By Wendy Anne Clark
I was thinking this morning about how my sister when she was in Germany years ago, told of how she was often embarrassed by other Americans. It reminded me of when my husband and I were in Jamaica and were embarrassed by another American couple because of the way they mistreated the wait staff. Like my sister, we felt that as Americans, the things other Americans were doing reflected on us and who we are.
There is something about identifying with a group of people that is risky. Once we identify with them, they represent us, and we represent them, whether any of us intend to or not.
And so it is with the word “Christian.” Throughout history many have identified themselves as “Christians.” Some have done so deceptively for political or personal gain. Hitler is one who falls into this category, calling himself a “Christian” while those closest to him say he was a committed Atheist. He labeled himself a “Christian” to identify himself with other Christians and bring credibility to his philosophies, but not to align himself with the person of Jesus Christ.
Often the word “Christian” is tainted by true believers, followers of Christ who are redeemed but not yet perfected.
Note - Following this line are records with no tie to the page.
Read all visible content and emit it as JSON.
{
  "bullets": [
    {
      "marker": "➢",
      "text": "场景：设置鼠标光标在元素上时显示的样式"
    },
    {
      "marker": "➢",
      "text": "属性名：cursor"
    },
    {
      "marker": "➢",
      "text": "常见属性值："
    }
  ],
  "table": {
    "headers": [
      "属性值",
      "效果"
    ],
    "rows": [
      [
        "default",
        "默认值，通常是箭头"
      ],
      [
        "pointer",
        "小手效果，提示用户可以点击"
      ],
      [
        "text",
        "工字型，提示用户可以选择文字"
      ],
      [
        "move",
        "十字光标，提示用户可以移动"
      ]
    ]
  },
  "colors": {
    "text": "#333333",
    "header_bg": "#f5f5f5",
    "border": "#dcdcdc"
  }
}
They stand up and identify with us and with Christ himself and then sadly bring embarrassment to us all by falling in public ways—ways we cannot easily explain or ignore. And yet Christ has chosen to call all Believers his “body.” We are “the Body of Christ.” He has chosen to identify with us as embarrassing as we might be.
The picture that comes to my mind is that of an awkward body, picking its nose and scratching in public, belching rudely, and stumbling around with no coordination. It pushes itself boldly into a room shouting, “Here I am, the Body of Christ,” and we look up, embarrassed and squawk, “Yes, that’s me. I’m a part of that body.” Yikes.
If that’s how we feel sometimes, what does it all seem like to Jesus? That body is such a poor reflection of who he is. It’s puzzling that the God of the universe would allow himself to be represented by such a rag-tag band of followers. More puzzling even that he would label us his “bride” and talk of us as having incredible value.
Yet, in the struggle that is involved in getting it all together–in becoming a coordinated, functioning body–something begins to happen. The body lurches to its feet, hobbling along, desperately struggling to stand up straight and to make that one foot step evenly in front of the other, struggling to get a fluid motion, an efficient stride. The body gradually straightens out, getting stronger and more coordinated and begins to pick up the pace, and suddenly the body is finally really getting somewhere.
That’s what Jesus Christ has in mind for his Body of Believers. He brings us together in a seemingly random, mismatched way, and we struggle together for true connection and coordination. But in order for that coordination to happen, all parts must learn how to surrender to Christ as the Head of the Body—Christ as the brains of the operation.–surrender and surrender completely.
Herein lies the problem. Every time a part of the Body refuses to surrender and tries to strike out on his or her own, to do what can be done in one’s own strength, by one’s own power and abilities, the whole Body feels it and is affected. One single part of the Body can cause a break in the stride and slow everyone else down. Sometimes the result is a powerful fall with a lot of scabs and bruising.
It’s interesting to consider that the Body of Christ is both one large body, made up of every Believer of all time, and yet also a collection of smaller bodies, made up of the Believers in our own local church. We reflect on and are most affected by those we are most connected to. The lack of unity is more bone jarring and muscle tearing within our local church body. We are still affected by those in the Body that we are more distant from—watch a popular pastor fall, and see what happens to all of us in the public square—but the greatest source of injury is with those we identify with the most closely.
It is in our local church body that we feel the urgency to come together, the urgency to surrender to Christ—for the sake of us all. Of course, when we learn to surrender and then submit to one another and to cooperate for the sake of the Gospel—when we learn to do this at the local level, the Body of Christ benefits worldwide and all of the saints throughout history rejoice.
We all need for God to give us the eyes to really see each other as integral parts of the whole. No one is to be discarded. No one is to be a rogue—out on his or her own, doing his or her own thing. We all need to take the time to sit at the feet of Jesus and learn and practice and learn some more what it means to really SURRENDER. To give up our ambitions, our opinions, our rights, our desires—to give them all up for whatever Christ wants, whatever he proposes we do. No matter what.
If we can do that, when we finally do that, we will see Jesus Christ move in a mighty way, and the world will see Jesus Christ for who he really is.
I’d rather be connected to a body of 10 Believers who are sold out completely to the cause of Christ, than to a Body of a hundred Believers , all going this way and that. Anyone want to join me?